Figure 1. A 2nd order DE solution. The general solution of a linear and homogenous differential equation with constant coefficients, y'' + py + qy = 0, can be programmed in Excel, given some values for the DE constants p and q, as well as the constants k1 and k2 which define the initial conditions. The sign of the characteristic equation p·p  4·q, shown below the control panel, decides if the DE has real or complex roots. A negative value gives rise to two complex roots and a solution of damped oscillations. 
Figure 2. A DE numerical solution. A family of solutions for a general 2nd order differential equation is shown on the picture. 
Figure 3.a. Time series analysis. The data on the graph show the average monthly temperatures at a weather station in Iceland over a five year period. The all the following data analysis is carried out by mathematical functions frovided in Excel and its addin Analysis Toolpack. 

Figure 3.b. Trend analysis. A variety of trend lines can be automatically fitted to the data and the resulting mathematical function can also be displayed on the chart. A linear trend has been fitted to the data in the figure and the line parameters (not shown) used to calculate the trend values. 

Figure 3.c. Residual values. The trend values from 3.b have now been subtracted from the original data, leaving residual values fit for periodic analysis.

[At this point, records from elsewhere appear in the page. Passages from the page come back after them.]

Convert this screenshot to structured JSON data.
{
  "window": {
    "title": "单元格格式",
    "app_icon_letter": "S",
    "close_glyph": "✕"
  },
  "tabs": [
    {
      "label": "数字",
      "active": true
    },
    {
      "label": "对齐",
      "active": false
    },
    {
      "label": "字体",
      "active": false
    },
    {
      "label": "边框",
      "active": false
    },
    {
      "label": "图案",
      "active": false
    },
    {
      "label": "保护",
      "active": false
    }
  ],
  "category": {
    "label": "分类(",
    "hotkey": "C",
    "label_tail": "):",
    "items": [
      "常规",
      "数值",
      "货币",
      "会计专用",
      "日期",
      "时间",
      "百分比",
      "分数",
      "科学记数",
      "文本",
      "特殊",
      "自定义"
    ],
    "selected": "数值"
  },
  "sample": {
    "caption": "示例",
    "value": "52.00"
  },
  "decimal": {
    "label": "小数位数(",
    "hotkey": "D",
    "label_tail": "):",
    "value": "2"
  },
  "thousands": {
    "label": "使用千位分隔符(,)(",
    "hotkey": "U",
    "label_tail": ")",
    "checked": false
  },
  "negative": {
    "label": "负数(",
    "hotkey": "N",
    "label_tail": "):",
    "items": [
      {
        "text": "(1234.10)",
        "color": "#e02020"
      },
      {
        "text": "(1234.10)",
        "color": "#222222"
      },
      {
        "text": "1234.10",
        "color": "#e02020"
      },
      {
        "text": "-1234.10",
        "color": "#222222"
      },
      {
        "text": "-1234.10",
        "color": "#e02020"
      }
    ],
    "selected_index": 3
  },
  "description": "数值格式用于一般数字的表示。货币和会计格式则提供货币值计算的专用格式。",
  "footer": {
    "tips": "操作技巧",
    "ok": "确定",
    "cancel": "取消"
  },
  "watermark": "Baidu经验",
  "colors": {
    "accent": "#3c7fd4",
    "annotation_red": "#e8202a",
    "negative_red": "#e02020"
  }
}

A weak second order trend with a peak in the middle of the graph is visible here and its reality might be discussed with the students. 

Figure 3.d. A power spectum. Excel supports the calculation of a discrete Fourier transform of the data. This material, however, is only suitable for the more mathematically advanced students and is not discussed in the textbook, but is included on the webpages.  
Figure 3.e. Autocorrelation. An easier way to detect periodicity in a signal is to do calculate the autocorrelation for the series. Since the temperature data is dominated by annual oscillations, the autocorrelation graph is very regular. Less regular data, for example the classic sunspot data also included on the webpages, shows a much more irregular autocorrelation.